The problem evil is by far the most challenging obstacle for many skeptics. They see God as the author of evil, and therefore feel no inclination to worship him, or they conclude that evil would not be possible if a “good” God existed. St. Augustine is credited with solving this riddle of evil. He explained that God did not create evil, because evil is not a created thing. It is, instead, the deprivation of the good, by the thoughts or deeds of free will beings in opposition to the perfect will of God. While we see and experience the harmful effects of these thoughts and actions all the time, it is the quality of the thought or action as violating God’s will that makes them evil in the first place. Since the Fall of man, Augustine taught, men and women are in a self-imposed total bondage to sin. They are, in short, depraved or corrupted in their thinking and reasoning.
Some Christians take this belief to its ultimate extreme, that the corruption at issue amounts to “total depravity.” After all, the Bible does include multiple passages reflecting how impossible it is to please God and reminding us that despite any intent to the contrary, we cannot do the good with seek to do, but instead do evil. Even our “good works” are like dirty rags to God. This leads to an interesting question: if “total” depravity means what it appears to mean, then any act, however well-intentioned, is “depraved” and therefore displeasing to God; why, then, isn’t accepting God’s grace – by which we attain salvation – also an evil or corrupted act? Or put another way: if we are all totally depraved, are we even capable of accepting the gift of salvation?

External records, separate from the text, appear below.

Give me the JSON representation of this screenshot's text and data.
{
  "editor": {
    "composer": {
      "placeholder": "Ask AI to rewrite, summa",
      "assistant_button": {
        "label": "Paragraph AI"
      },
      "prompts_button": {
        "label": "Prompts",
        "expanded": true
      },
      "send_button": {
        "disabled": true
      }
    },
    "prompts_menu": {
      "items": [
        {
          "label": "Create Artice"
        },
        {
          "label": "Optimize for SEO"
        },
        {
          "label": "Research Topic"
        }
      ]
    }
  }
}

I think the necessary conclusion that one must draw to reconcile all of the Bible’s teachings is that “total depravity” does not mean “absolute” depravity. In other words, though our natures are indeed corrupted, such that we cannot please God in our present state, we are not completely devoid of the ability to see good, to understand good, and to make some choices as it relates to God’s gift to us. If I were to conclude that total depravity meant absolute depravity, then much of the Bible would be rendered non-sensical. Why would there be any talk of free will? Why would Jesus admonish us to cut off our hands if they are the source of our sin? Why would the Great Commission of making disciples be necessary? What sense would it make to exhort us to love God with all our mind, soul and will? Much of what Jesus himself teaches relates to repentance – turning away from sin and accepting his gift. Again, none of this would even be possible if our depravity were absolute.
I conclude, instead, that total depravity means that without God’s grace we are incapable of reuniting with him. God does all the necessary work in that regard; it is he who corrects our natures. He does this to make us “perfect” in some sense that we cannot at present understand, perfection being necessary for us to re-enter God’s direct presence. God does it all… except for one thing – because we are talking about love, it must be given and accepted freely. That’s why we were built with such an ingrained need for companionship, fellowship, affection, and belonging. All these bear witness to the need for love to be free, if it is to mean anything at all. So, God gave us free will; he gave us the grace necessary to overcome our depravity, but he does so in a way that is perfectly fair, so that in the end, the choice we make is the one we want to make. The one we choose with our free will.
The Holy Spirit acts first – he provides the grace sufficient to overcome the depravity. He seeks us out first, so that all of the work – finding us and saving us – is God’s. The Holy Spirit does not cause us to accept Christ, however, for if he did, we would no longer be free will beings. So though we are fallen and capable of much evil, there remains within us the ability to respond to God’s love and to assent to his offer to do for us what is necessary to restore us to right relationship with him.
Posted by Al Serrato